QUESTION OF THE DAY
SHOULD THE POSITION OF MINISTER BE LINKED TO HEAD OF THE CIVIL SERVICE?
The Public service is supposed to be independent and impartial and should function with effectiveness and efficiency regardless of which person is sitting on the Presidential seat. Hence a civil service post which is pensionable at 60 should not be equated with a Cabinet post whose occupant could be removed by the President. In fact, the Public Service is put under a different Chapter in the Constitution and Section 166 Subsection (4) of the Constitution cleared all doubt by asserting that “in this Constitution, an office in the public service does not include a) the offices of President, Vice President, Speaker, Deputy Speaker of the National Assembly, Minister or Member of the National Assembly.”

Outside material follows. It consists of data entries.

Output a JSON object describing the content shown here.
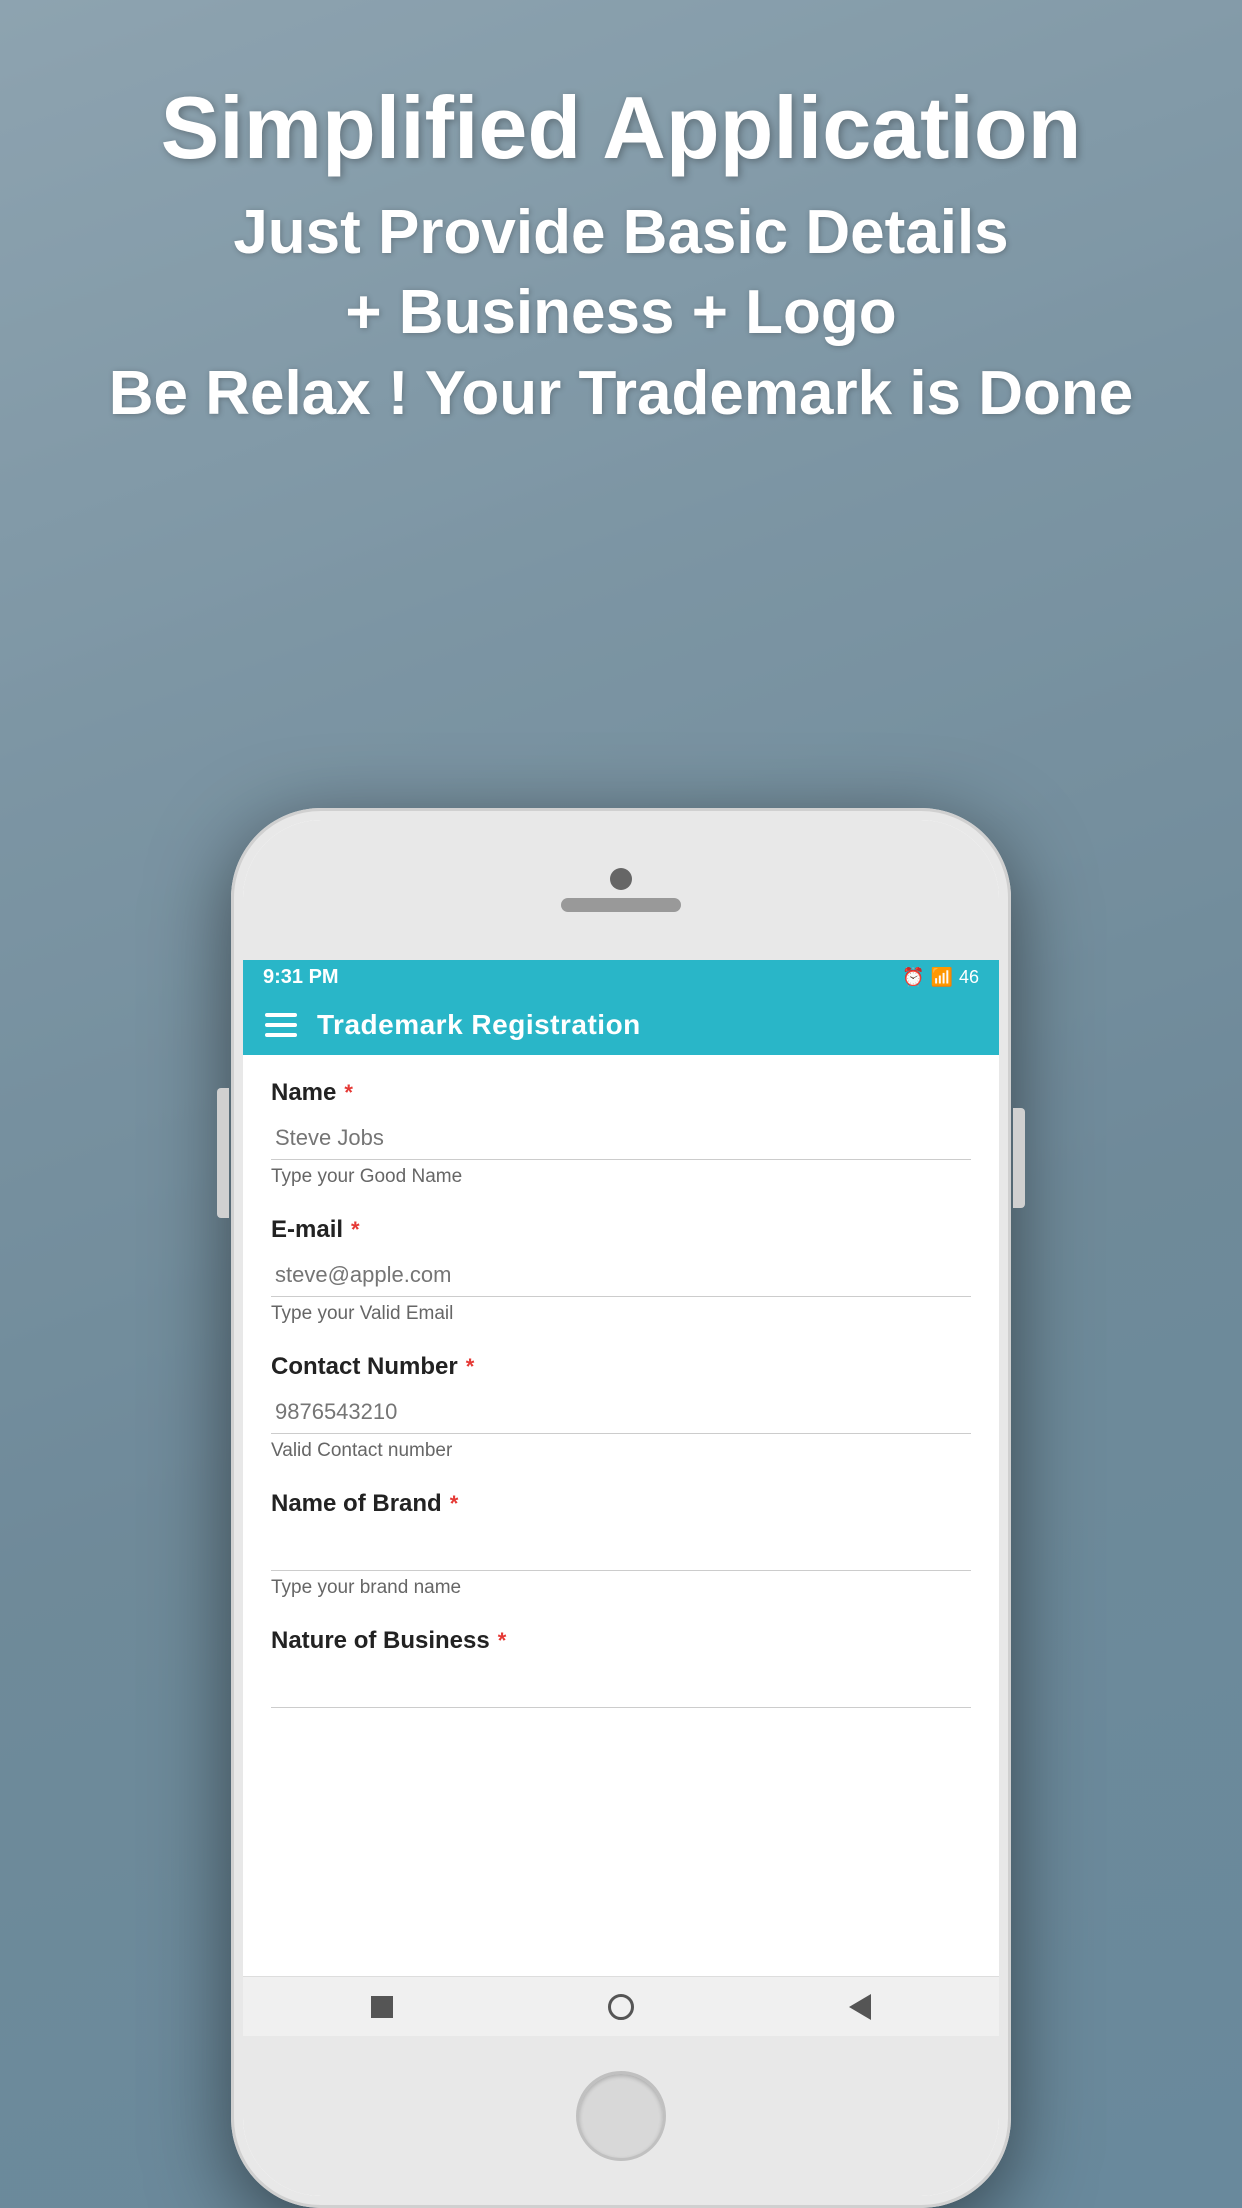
{
  "background": {
    "color": "#90a4ae"
  },
  "hero": {
    "title": "Simplified Application",
    "line1": "Just Provide Basic Details",
    "line2": "+ Business + Logo",
    "line3": "Be Relax ! Your Trademark is Done"
  },
  "phone": {
    "status_bar": {
      "time": "9:31 PM",
      "icons": "⏰ 🔔 📶 46"
    },
    "app_bar": {
      "title": "Trademark Registration"
    },
    "form": {
      "fields": [
        {
          "label": "Name",
          "required": true,
          "placeholder": "Steve Jobs",
          "hint": "Type your Good Name",
          "input_name": "name-input"
        },
        {
          "label": "E-mail",
          "required": true,
          "placeholder": "steve@apple.com",
          "hint": "Type your Valid Email",
          "input_name": "email-input"
        },
        {
          "label": "Contact Number",
          "required": true,
          "placeholder": "9876543210",
          "hint": "Valid Contact number",
          "input_name": "contact-input"
        },
        {
          "label": "Name of Brand",
          "required": true,
          "placeholder": "",
          "hint": "Type your brand name",
          "input_name": "brand-input"
        },
        {
          "label": "Nature of Business",
          "required": true,
          "placeholder": "",
          "hint": "",
          "input_name": "business-input"
        }
      ]
    },
    "navbar": {
      "stop_label": "stop",
      "home_label": "home",
      "back_label": "back"
    }
  }
}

Hence, it is unconstitutional for a person to be Minister and Civil servant at the same time. The President used to ignore this fact and appoint the Head of the Public service as Minister.
A person holding an office in the public service on a permanent basis is the one who should be appointed Head of the Civil Service and not a Minister.
This is clearly stipulated under Section 168 Subsection (1). It reads: “The President, acting in accordance with the advice of the Public Service Commission, shall appoint a person holding an office in the public service on permanent terms to be the Head of the Civil Service. The Head of the Civil Service shall be the competent authority for the Civil Service.”
A president who puts constitution aside to make decisions is bound to inject inconsistency and unpredictability in matters of administering the country. A clear example is the recent appointment of Mr Sulayman Samba as Head of the Civil Service and Minister for Presidential affairs only to remove the Ministerial portfolio and assign it to Mrs Yam Bamba Njie Keita. Has the president done this to show respect for the Constitution or just to satisfy his whims and caprices? Only time could tell.